House vote delays cut in Medicare reimbursements

December 7, 2010

The House of Representatives passed legislation Nov. 29 that temporarily halts the 23 percent cut in Medicare physician payments that was to take effect Dec. 1, MedPage Today reports.

Washington - The House of Representatives passed legislation Nov. 29 that temporarily halts the 23 percent cut in Medicare physician payments that was to take effect Dec. 1, MedPage Today reports.

The Senate passed the same measure Nov. 18. The bill awaits President Obama’s signature.

The measure gives physicians a 2.2 percent increase from 2009 Medicare reimbursement rates through the month of December and delays a payment cut for providers in the Tricare program that was scheduled to take effect Dec. 1.

The American Medical Association (AMA) has been backing a $15 billion, 13-month extension of the so-called “doc fix” that would shield physicians from a Medicare reimbursement reduction until 2012.

In a prepared statement, AMA President Cecil Wilson, M.D., said, “While this short-term delay helps ensure that physicians can continue to care for seniors for the next month, congressional action early in December to stop the cut for one year will inject stability into the Medicare program and ensure that Medicare delivers on its promise of health coverage for America's seniors.”

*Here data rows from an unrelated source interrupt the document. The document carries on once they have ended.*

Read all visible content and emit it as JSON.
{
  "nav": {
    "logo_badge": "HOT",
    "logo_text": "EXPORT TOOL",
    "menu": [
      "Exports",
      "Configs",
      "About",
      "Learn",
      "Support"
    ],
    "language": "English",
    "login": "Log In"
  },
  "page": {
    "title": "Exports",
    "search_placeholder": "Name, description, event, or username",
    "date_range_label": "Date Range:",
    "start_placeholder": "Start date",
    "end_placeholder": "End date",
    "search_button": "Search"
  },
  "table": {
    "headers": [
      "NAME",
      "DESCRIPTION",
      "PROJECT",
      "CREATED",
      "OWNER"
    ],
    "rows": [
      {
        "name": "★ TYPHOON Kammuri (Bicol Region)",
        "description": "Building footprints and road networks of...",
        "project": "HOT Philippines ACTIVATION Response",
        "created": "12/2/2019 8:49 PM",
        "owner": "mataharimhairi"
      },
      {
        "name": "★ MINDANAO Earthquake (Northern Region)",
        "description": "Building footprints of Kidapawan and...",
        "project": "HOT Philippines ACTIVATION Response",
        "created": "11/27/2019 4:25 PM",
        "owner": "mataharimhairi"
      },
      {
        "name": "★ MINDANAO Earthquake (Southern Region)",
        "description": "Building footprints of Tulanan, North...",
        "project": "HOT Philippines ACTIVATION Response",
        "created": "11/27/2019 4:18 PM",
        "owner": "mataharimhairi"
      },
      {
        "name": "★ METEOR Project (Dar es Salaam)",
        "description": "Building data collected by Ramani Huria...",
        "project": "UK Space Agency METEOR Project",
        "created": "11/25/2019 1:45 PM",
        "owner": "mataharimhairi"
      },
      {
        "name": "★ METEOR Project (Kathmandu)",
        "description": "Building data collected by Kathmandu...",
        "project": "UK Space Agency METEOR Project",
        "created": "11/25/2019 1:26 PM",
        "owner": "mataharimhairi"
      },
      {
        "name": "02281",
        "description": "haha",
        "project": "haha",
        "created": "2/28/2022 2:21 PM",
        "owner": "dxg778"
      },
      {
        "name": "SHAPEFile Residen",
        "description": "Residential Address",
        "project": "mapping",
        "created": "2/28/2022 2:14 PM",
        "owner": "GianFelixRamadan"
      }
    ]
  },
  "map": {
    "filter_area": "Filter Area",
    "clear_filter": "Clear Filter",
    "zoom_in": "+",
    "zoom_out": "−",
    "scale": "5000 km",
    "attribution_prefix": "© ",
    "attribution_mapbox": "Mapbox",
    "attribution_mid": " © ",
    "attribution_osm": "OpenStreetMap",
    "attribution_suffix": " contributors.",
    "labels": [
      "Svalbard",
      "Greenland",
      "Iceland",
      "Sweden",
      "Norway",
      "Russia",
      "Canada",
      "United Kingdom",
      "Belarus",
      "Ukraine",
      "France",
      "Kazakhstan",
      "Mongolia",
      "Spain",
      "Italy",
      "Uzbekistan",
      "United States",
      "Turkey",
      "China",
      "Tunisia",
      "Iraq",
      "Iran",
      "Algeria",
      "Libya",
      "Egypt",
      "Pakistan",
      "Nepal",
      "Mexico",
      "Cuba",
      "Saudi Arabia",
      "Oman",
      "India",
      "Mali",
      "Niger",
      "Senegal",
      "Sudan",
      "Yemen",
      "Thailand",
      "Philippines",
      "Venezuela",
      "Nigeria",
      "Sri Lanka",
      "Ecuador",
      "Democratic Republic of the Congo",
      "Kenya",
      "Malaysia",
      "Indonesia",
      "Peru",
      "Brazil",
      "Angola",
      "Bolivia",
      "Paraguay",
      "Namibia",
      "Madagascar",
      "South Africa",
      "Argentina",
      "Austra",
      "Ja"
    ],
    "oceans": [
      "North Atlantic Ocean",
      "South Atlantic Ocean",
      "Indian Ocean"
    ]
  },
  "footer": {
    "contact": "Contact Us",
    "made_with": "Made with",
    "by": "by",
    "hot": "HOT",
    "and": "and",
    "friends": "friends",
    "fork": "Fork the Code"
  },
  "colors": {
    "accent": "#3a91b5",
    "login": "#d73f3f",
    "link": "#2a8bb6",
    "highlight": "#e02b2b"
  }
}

Congress must pass another patch before Jan. 1 to prevent another scheduled cut, which would reduce total reimbursements for doctors treating Medicare patients by 25 percent from current levels.